**Activity**
Could you give the listing again exactly, without its pictures?

**Material supplied**
>>>>>
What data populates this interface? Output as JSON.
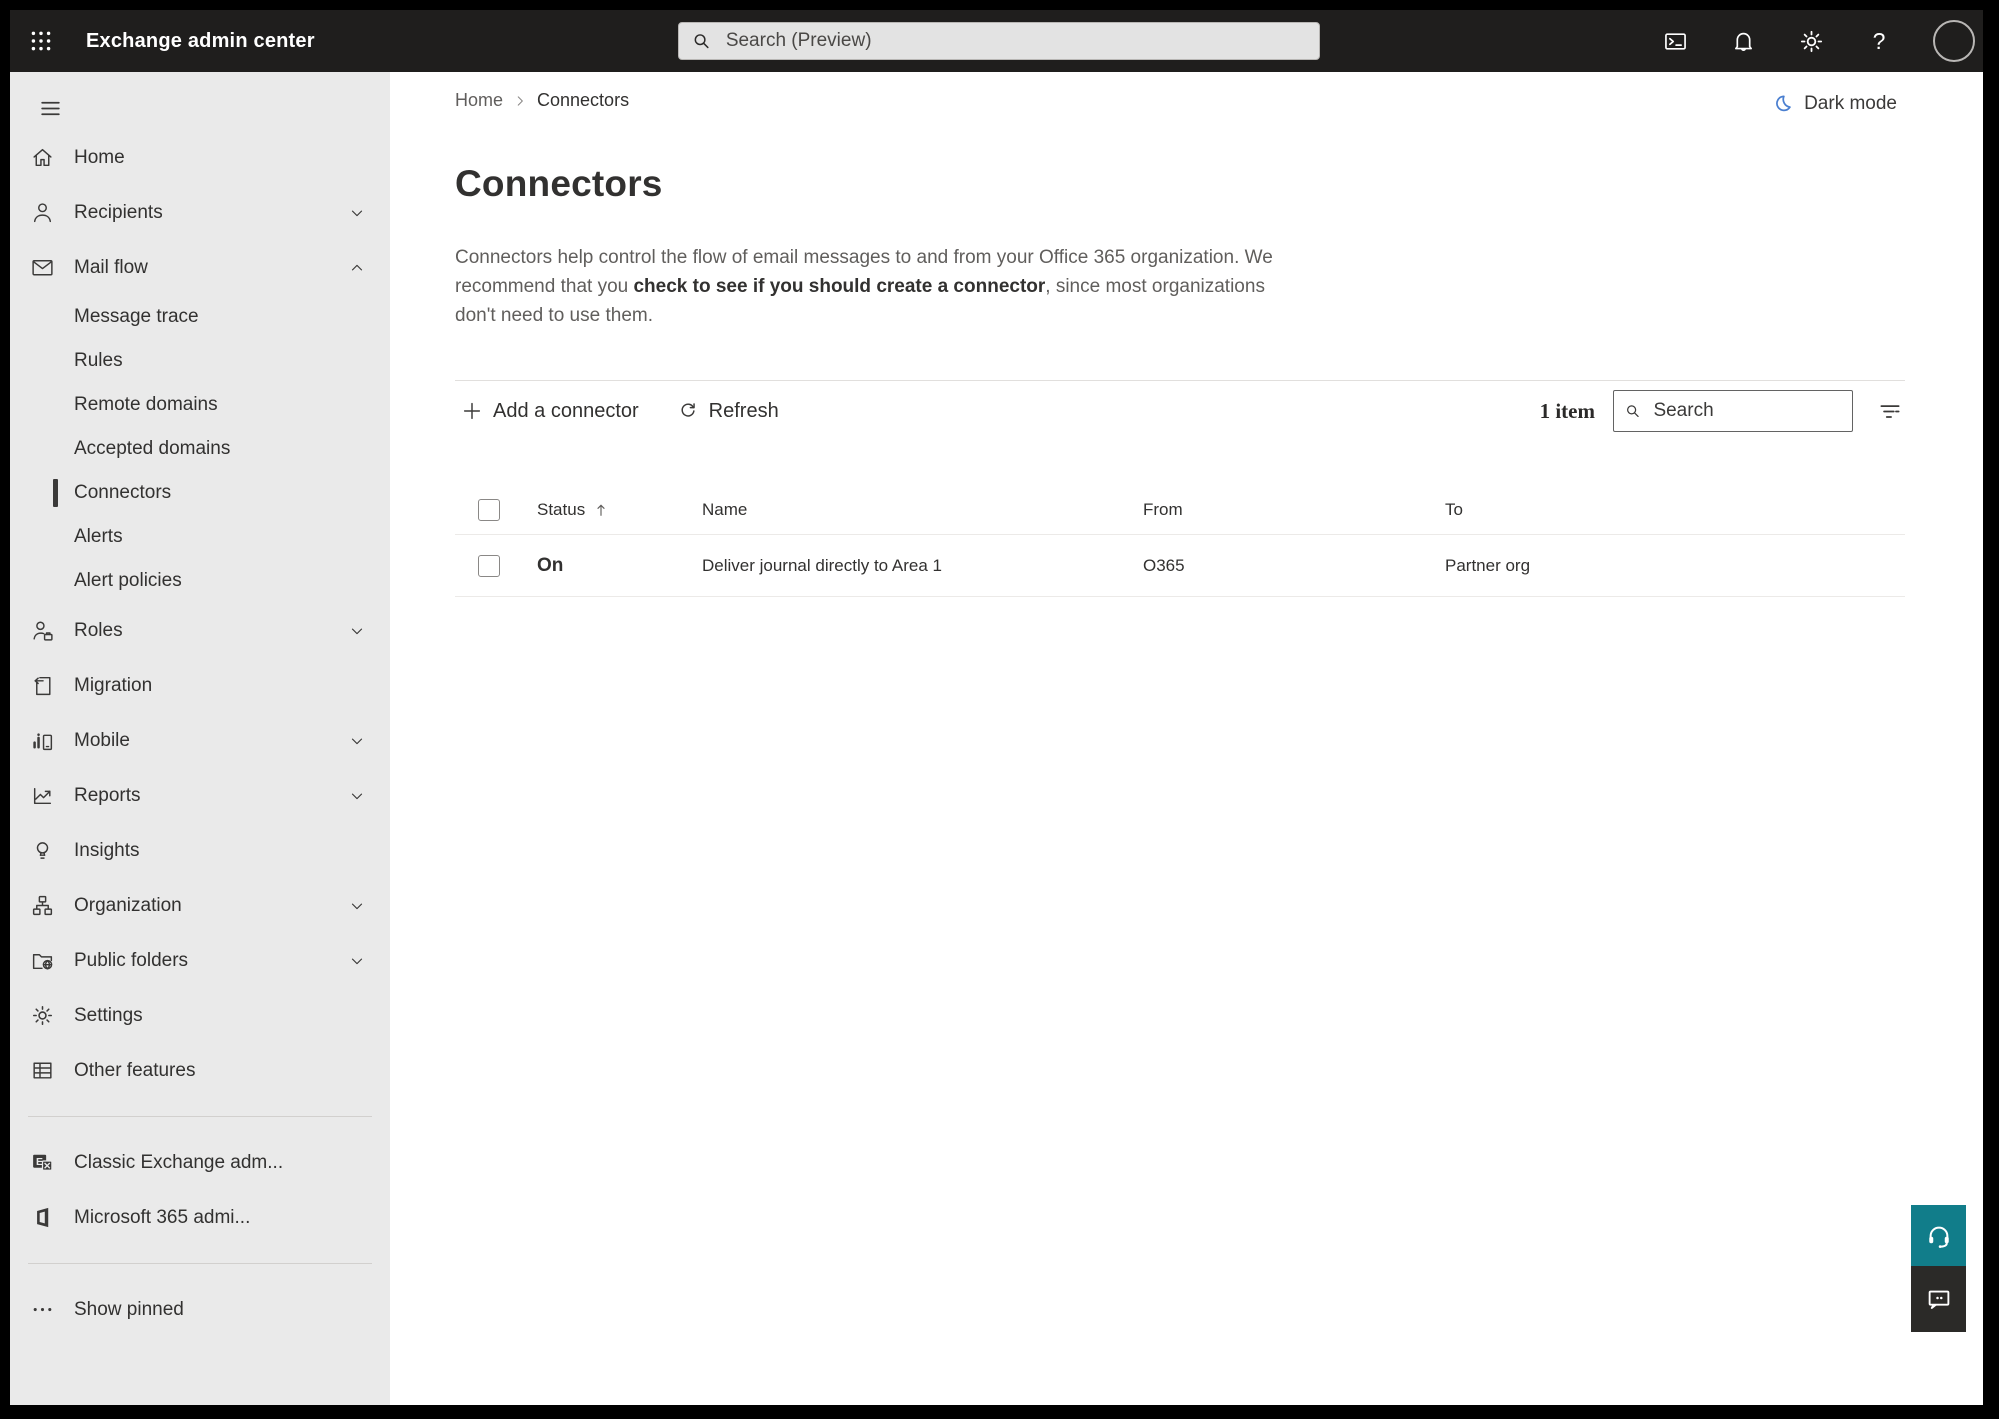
{
  "topbar": {
    "app_title": "Exchange admin center",
    "search_placeholder": "Search (Preview)"
  },
  "sidebar": {
    "items": [
      {
        "label": "Home"
      },
      {
        "label": "Recipients"
      },
      {
        "label": "Mail flow"
      },
      {
        "label": "Message trace"
      },
      {
        "label": "Rules"
      },
      {
        "label": "Remote domains"
      },
      {
        "label": "Accepted domains"
      },
      {
        "label": "Connectors"
      },
      {
        "label": "Alerts"
      },
      {
        "label": "Alert policies"
      },
      {
        "label": "Roles"
      },
      {
        "label": "Migration"
      },
      {
        "label": "Mobile"
      },
      {
        "label": "Reports"
      },
      {
        "label": "Insights"
      },
      {
        "label": "Organization"
      },
      {
        "label": "Public folders"
      },
      {
        "label": "Settings"
      },
      {
        "label": "Other features"
      },
      {
        "label": "Classic Exchange adm..."
      },
      {
        "label": "Microsoft 365 admi..."
      },
      {
        "label": "Show pinned"
      }
    ]
  },
  "breadcrumb": {
    "home": "Home",
    "current": "Connectors"
  },
  "dark_mode_label": "Dark mode",
  "page": {
    "title": "Connectors",
    "description_part1": "Connectors help control the flow of email messages to and from your Office 365 organization. We recommend that you ",
    "description_bold": "check to see if you should create a connector",
    "description_part2": ", since most organizations don't need to use them."
  },
  "toolbar": {
    "add_label": "Add a connector",
    "refresh_label": "Refresh",
    "item_count": "1 item",
    "search_placeholder": "Search"
  },
  "table": {
    "headers": {
      "status": "Status",
      "name": "Name",
      "from": "From",
      "to": "To"
    },
    "rows": [
      {
        "status": "On",
        "name": "Deliver journal directly to Area 1",
        "from": "O365",
        "to": "Partner org"
      }
    ]
  },
  "colors": {
    "topbar_bg": "#1f1e1d",
    "sidebar_bg": "#eaeaea",
    "selected_indicator": "#3b3a39",
    "moon_blue": "#4a7fd0",
    "support_teal": "#117d8a",
    "feedback_dark": "#2b2a28"
  }
}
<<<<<
**Answer to this exercise**
What data populates this interface? Output as JSON.
{
  "topbar": {
    "app_title": "Exchange admin center",
    "search_placeholder": "Search (Preview)"
  },
  "sidebar": {
    "items": [
      {
        "label": "Home"
      },
      {
        "label": "Recipients"
      },
      {
        "label": "Mail flow"
      },
      {
        "label": "Message trace"
      },
      {
        "label": "Rules"
      },
      {
        "label": "Remote domains"
      },
      {
        "label": "Accepted domains"
      },
      {
        "label": "Connectors"
      },
      {
        "label": "Alerts"
      },
      {
        "label": "Alert policies"
      },
      {
        "label": "Roles"
      },
      {
        "label": "Migration"
      },
      {
        "label": "Mobile"
      },
      {
        "label": "Reports"
      },
      {
        "label": "Insights"
      },
      {
        "label": "Organization"
      },
      {
        "label": "Public folders"
      },
      {
        "label": "Settings"
      },
      {
        "label": "Other features"
      },
      {
        "label": "Classic Exchange adm..."
      },
      {
        "label": "Microsoft 365 admi..."
      },
      {
        "label": "Show pinned"
      }
    ]
  },
  "breadcrumb": {
    "home": "Home",
    "current": "Connectors"
  },
  "dark_mode_label": "Dark mode",
  "page": {
    "title": "Connectors",
    "description_part1": "Connectors help control the flow of email messages to and from your Office 365 organization. We recommend that you ",
    "description_bold": "check to see if you should create a connector",
    "description_part2": ", since most organizations don't need to use them."
  },
  "toolbar": {
    "add_label": "Add a connector",
    "refresh_label": "Refresh",
    "item_count": "1 item",
    "search_placeholder": "Search"
  },
  "table": {
    "headers": {
      "status": "Status",
      "name": "Name",
      "from": "From",
      "to": "To"
    },
    "rows": [
      {
        "status": "On",
        "name": "Deliver journal directly to Area 1",
        "from": "O365",
        "to": "Partner org"
      }
    ]
  },
  "colors": {
    "topbar_bg": "#1f1e1d",
    "sidebar_bg": "#eaeaea",
    "selected_indicator": "#3b3a39",
    "moon_blue": "#4a7fd0",
    "support_teal": "#117d8a",
    "feedback_dark": "#2b2a28"
  }
}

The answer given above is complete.